* **To do**: Check every line below for the string "Application", and copy the lines that contain it.

** Opening Listed entries block **

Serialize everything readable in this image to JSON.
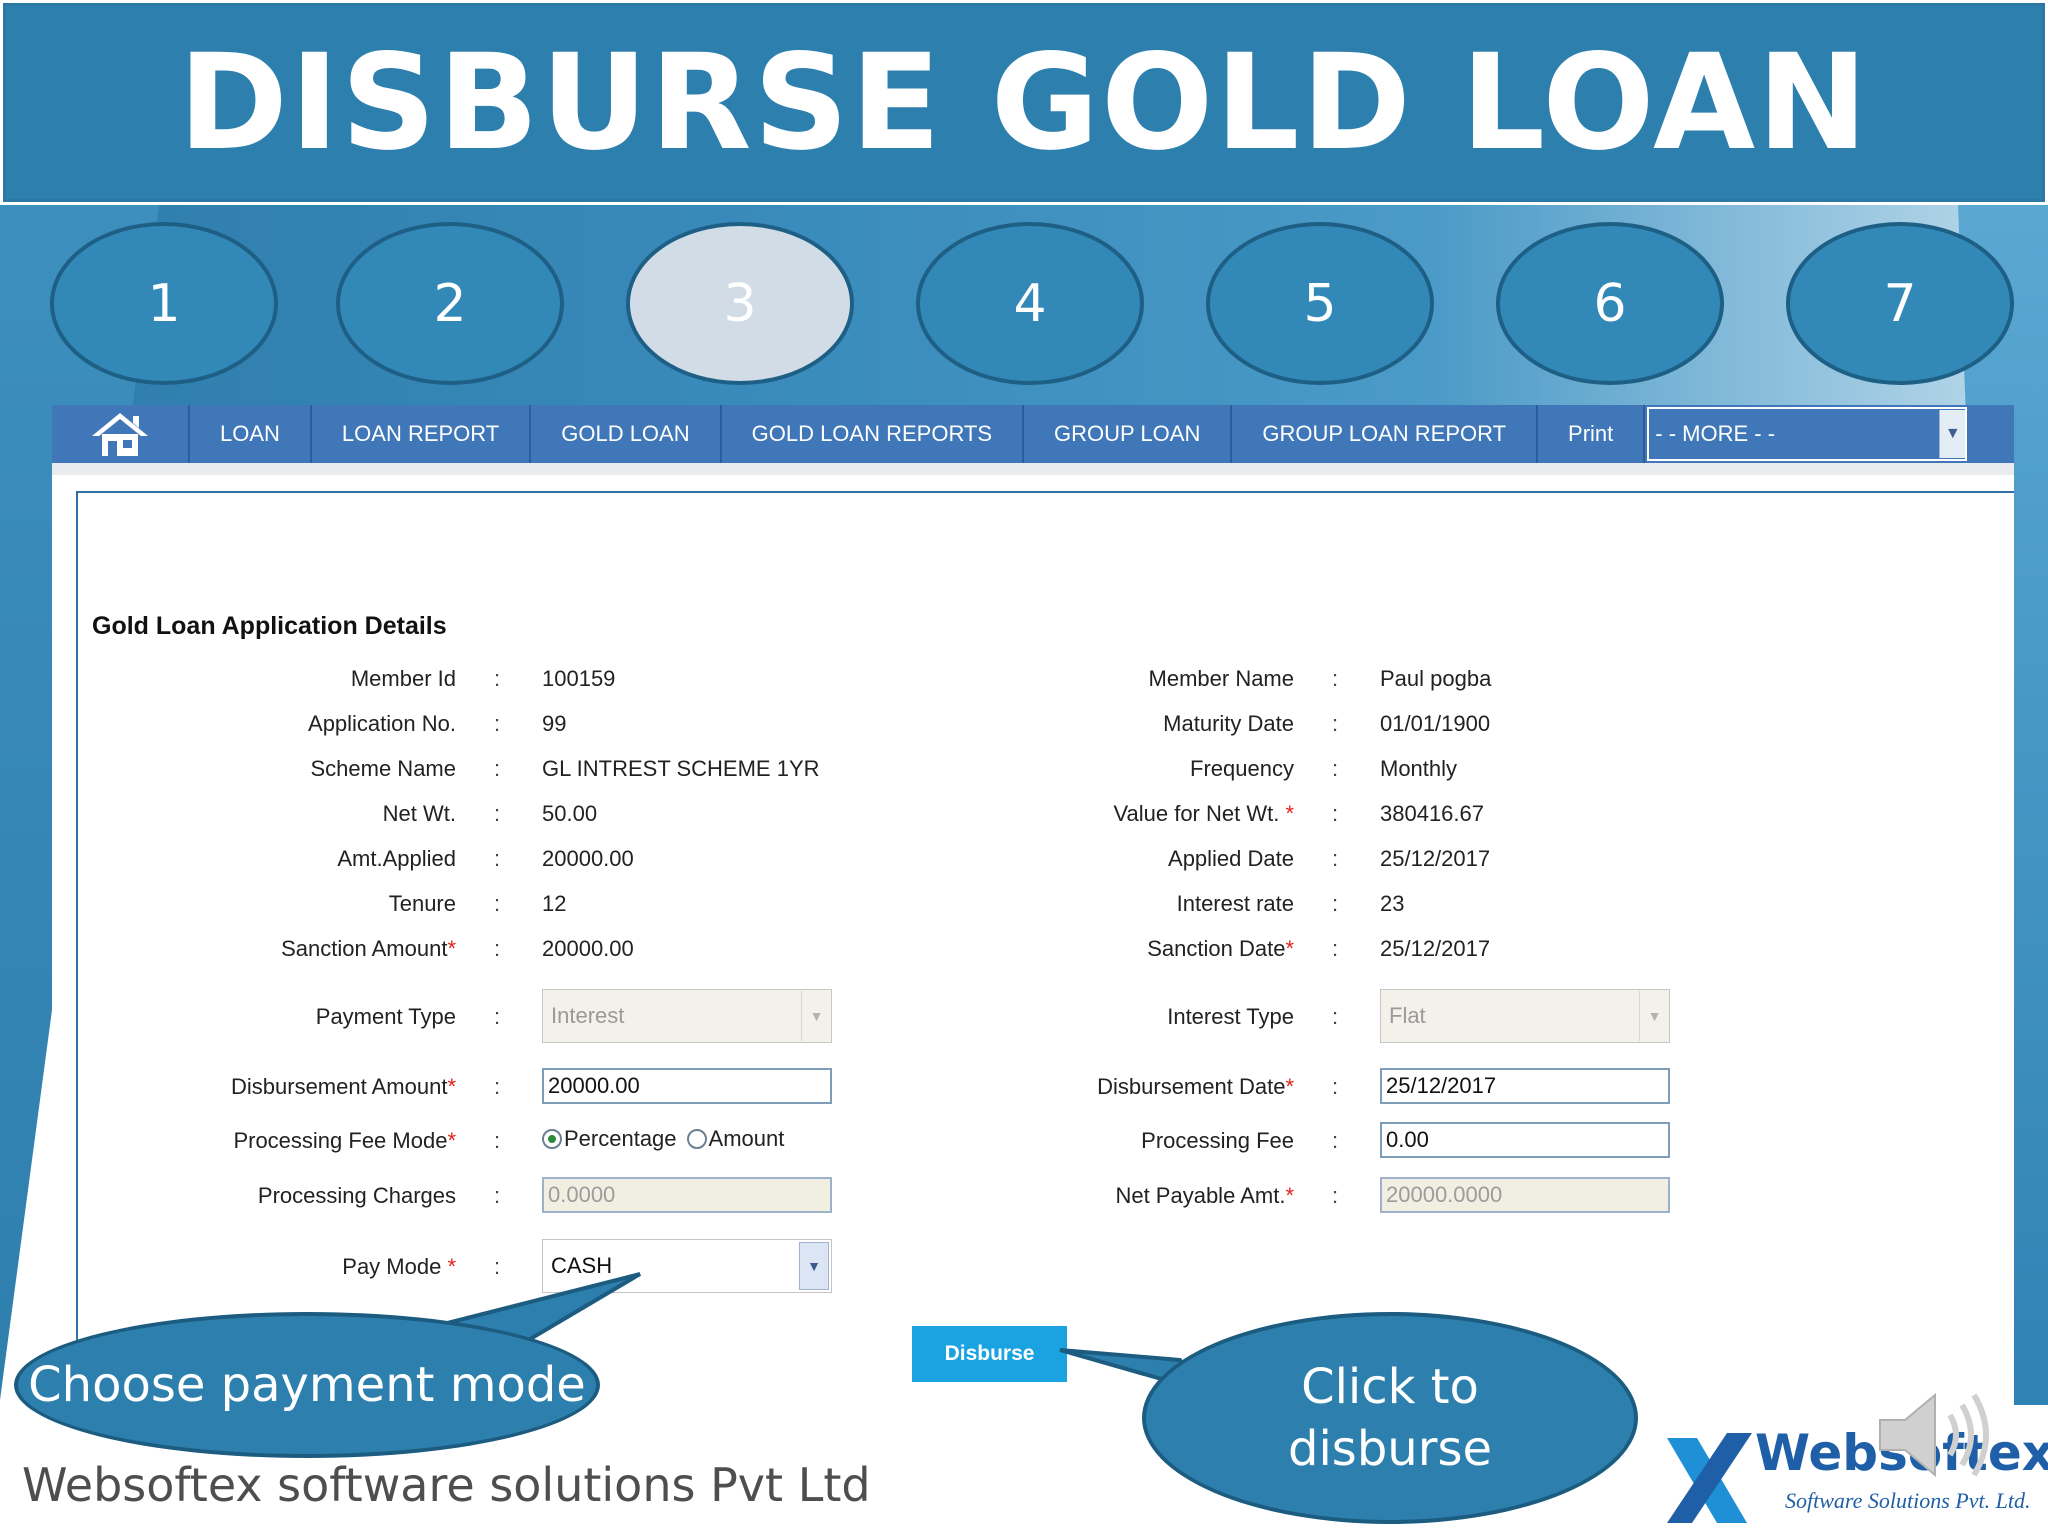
{
  "title": "DISBURSE GOLD LOAN",
  "steps": [
    {
      "label": "1",
      "active": false
    },
    {
      "label": "2",
      "active": false
    },
    {
      "label": "3",
      "active": true
    },
    {
      "label": "4",
      "active": false
    },
    {
      "label": "5",
      "active": false
    },
    {
      "label": "6",
      "active": false
    },
    {
      "label": "7",
      "active": false
    }
  ],
  "nav": {
    "home_icon": "home-icon",
    "items": [
      "LOAN",
      "LOAN REPORT",
      "GOLD LOAN",
      "GOLD LOAN REPORTS",
      "GROUP LOAN",
      "GROUP LOAN REPORT",
      "Print"
    ],
    "more": "- - MORE - -"
  },
  "form": {
    "heading": "Gold Loan Application Details",
    "left": [
      {
        "label": "Member Id",
        "value": "100159"
      },
      {
        "label": "Application No.",
        "value": "99"
      },
      {
        "label": "Scheme Name",
        "value": "GL INTREST SCHEME 1YR"
      },
      {
        "label": "Net Wt.",
        "value": "50.00"
      },
      {
        "label": "Amt.Applied",
        "value": "20000.00"
      },
      {
        "label": "Tenure",
        "value": "12"
      },
      {
        "label": "Sanction Amount",
        "value": "20000.00"
      }
    ],
    "right": [
      {
        "label": "Member Name",
        "value": "Paul pogba"
      },
      {
        "label": "Maturity Date",
        "value": "01/01/1900"
      },
      {
        "label": "Frequency",
        "value": "Monthly"
      },
      {
        "label": "Value for Net Wt. ",
        "value": "380416.67"
      },
      {
        "label": "Applied Date",
        "value": "25/12/2017"
      },
      {
        "label": "Interest rate",
        "value": "23"
      },
      {
        "label": "Sanction Date",
        "value": "25/12/2017"
      }
    ],
    "payment_type_label": "Payment Type",
    "payment_type_value": "Interest",
    "interest_type_label": "Interest Type",
    "interest_type_value": "Flat",
    "disbursement_amount_label": "Disbursement Amount",
    "disbursement_amount_value": "20000.00",
    "disbursement_date_label": "Disbursement Date",
    "disbursement_date_value": "25/12/2017",
    "processing_fee_mode_label": "Processing Fee Mode",
    "radio_percentage": "Percentage",
    "radio_amount": "Amount",
    "processing_fee_label": "Processing Fee",
    "processing_fee_value": "0.00",
    "processing_charges_label": "Processing Charges",
    "processing_charges_value": "0.0000",
    "net_payable_label": "Net Payable Amt.",
    "net_payable_value": "20000.0000",
    "pay_mode_label": "Pay Mode ",
    "pay_mode_value": "CASH",
    "required_mark": "*",
    "colon": ":",
    "disburse_button": "Disburse"
  },
  "callouts": {
    "left": "Choose payment mode",
    "right": "Click to disburse"
  },
  "footer": "Websoftex software solutions Pvt Ltd",
  "logo": {
    "name": "Websoftex",
    "tagline": "Software Solutions Pvt. Ltd."
  },
  "colors": {
    "banner": "#2d80ad",
    "nav": "#3f77b9",
    "button": "#1aa3e0",
    "required": "#e0231c"
  }
}
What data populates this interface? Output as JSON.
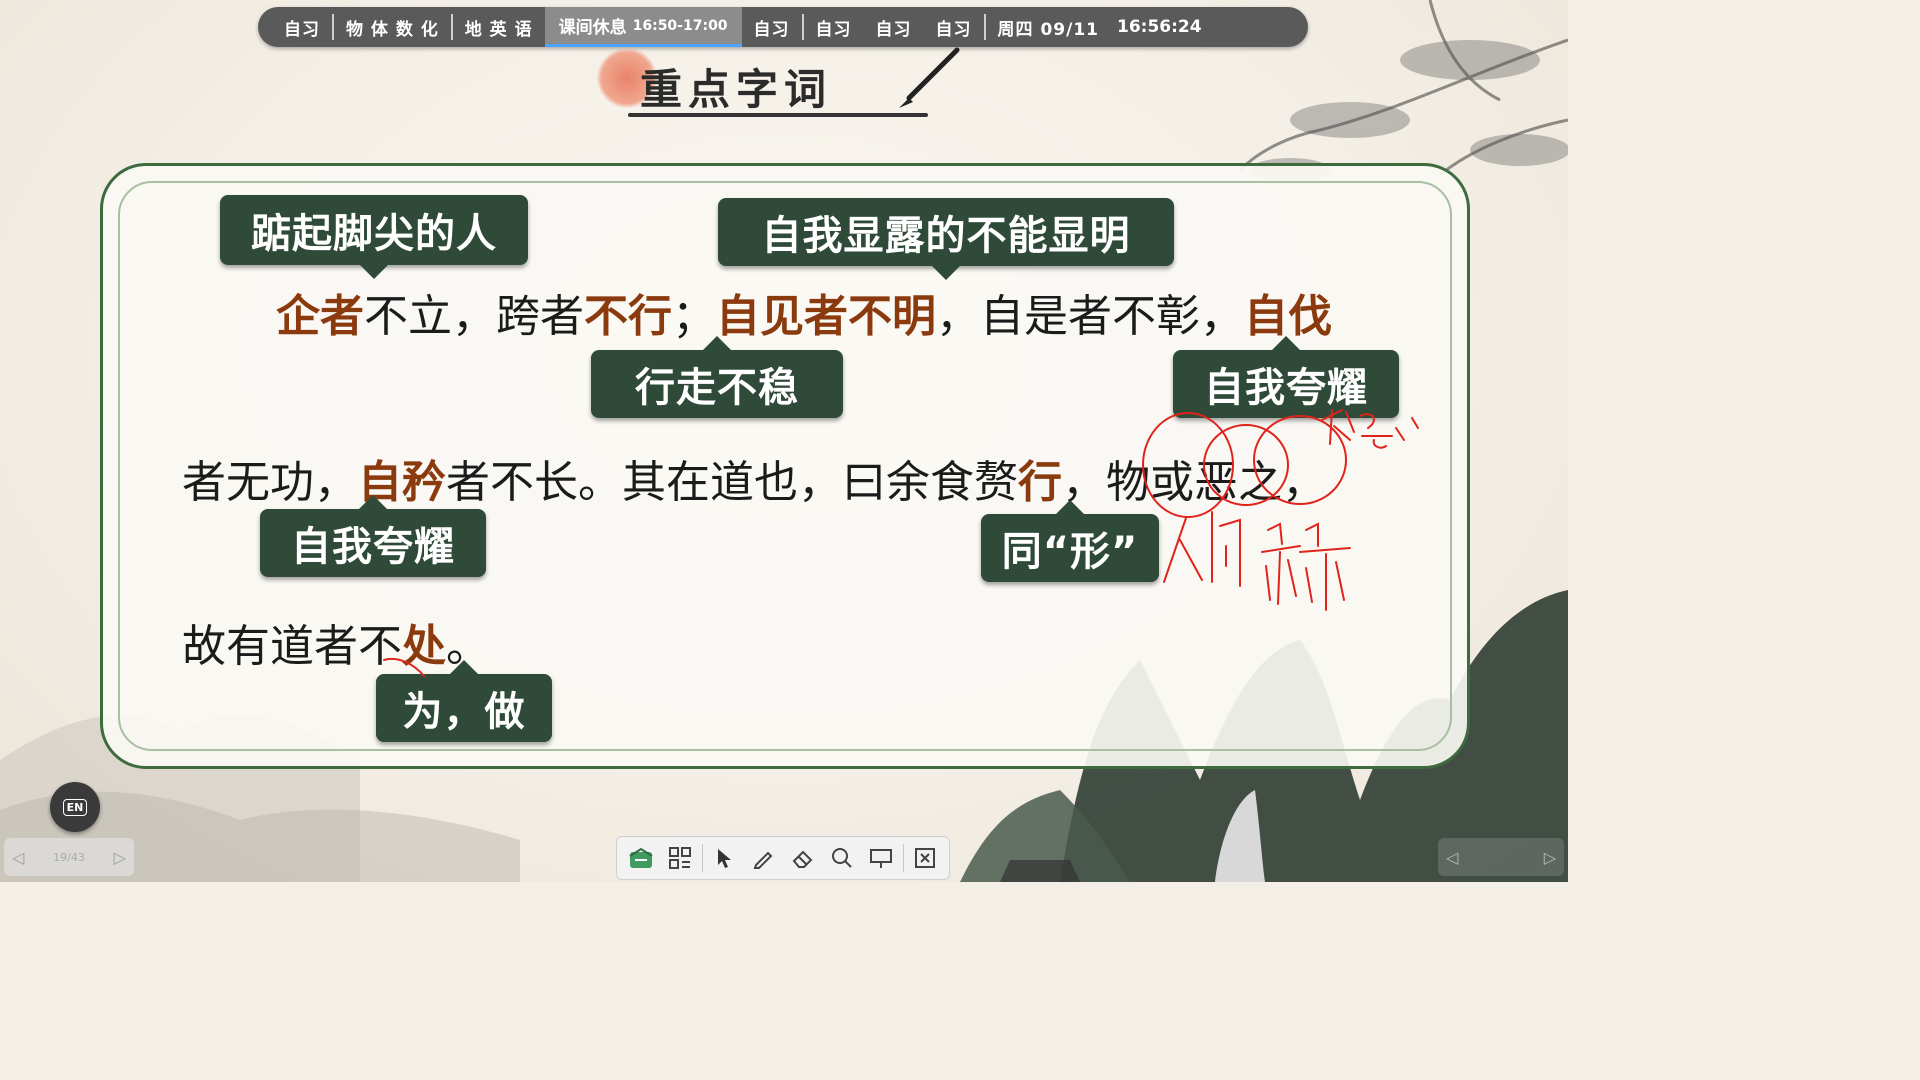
{
  "schedule": {
    "items": [
      "自习",
      "物 体 数 化",
      "地 英 语"
    ],
    "current": {
      "label": "课间休息",
      "time": "16:50-17:00"
    },
    "after": [
      "自习",
      "自习",
      "自习",
      "自习"
    ],
    "date": "周四 09/11",
    "clock": "16:56:24"
  },
  "title": "重点字词",
  "passage": {
    "line1": {
      "p1": "企者",
      "p2": "不立，跨者",
      "p3": "不行",
      "p4": "；",
      "p5": "自见者不明",
      "p6": "，自是者不彰，",
      "p7": "自伐"
    },
    "line2": {
      "p1": "者无功，",
      "p2": "自矜",
      "p3": "者不长。其在道也，曰余食赘",
      "p4": "行",
      "p5": "，物或恶之，"
    },
    "line3": {
      "p1": "故有道者不",
      "p2": "处",
      "p3": "。"
    }
  },
  "labels": {
    "qizhe": "踮起脚尖的人",
    "zijian": "自我显露的不能显明",
    "buxing": "行走不稳",
    "zifa": "自我夸耀",
    "zijin": "自我夸耀",
    "xing": "同“形”",
    "chu": "为，做"
  },
  "annotation_color": "#e0241b",
  "toolbar": {
    "icons": [
      "whiteboard-icon",
      "grid-icon",
      "pointer-icon",
      "pen-icon",
      "eraser-icon",
      "search-icon",
      "present-icon",
      "exit-icon"
    ]
  },
  "lang_badge": "EN",
  "pager": {
    "count": "19/43"
  }
}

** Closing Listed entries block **

* **Task answer**:
    "heading": "Gold Loan Application Details",
        "label": "Application No.",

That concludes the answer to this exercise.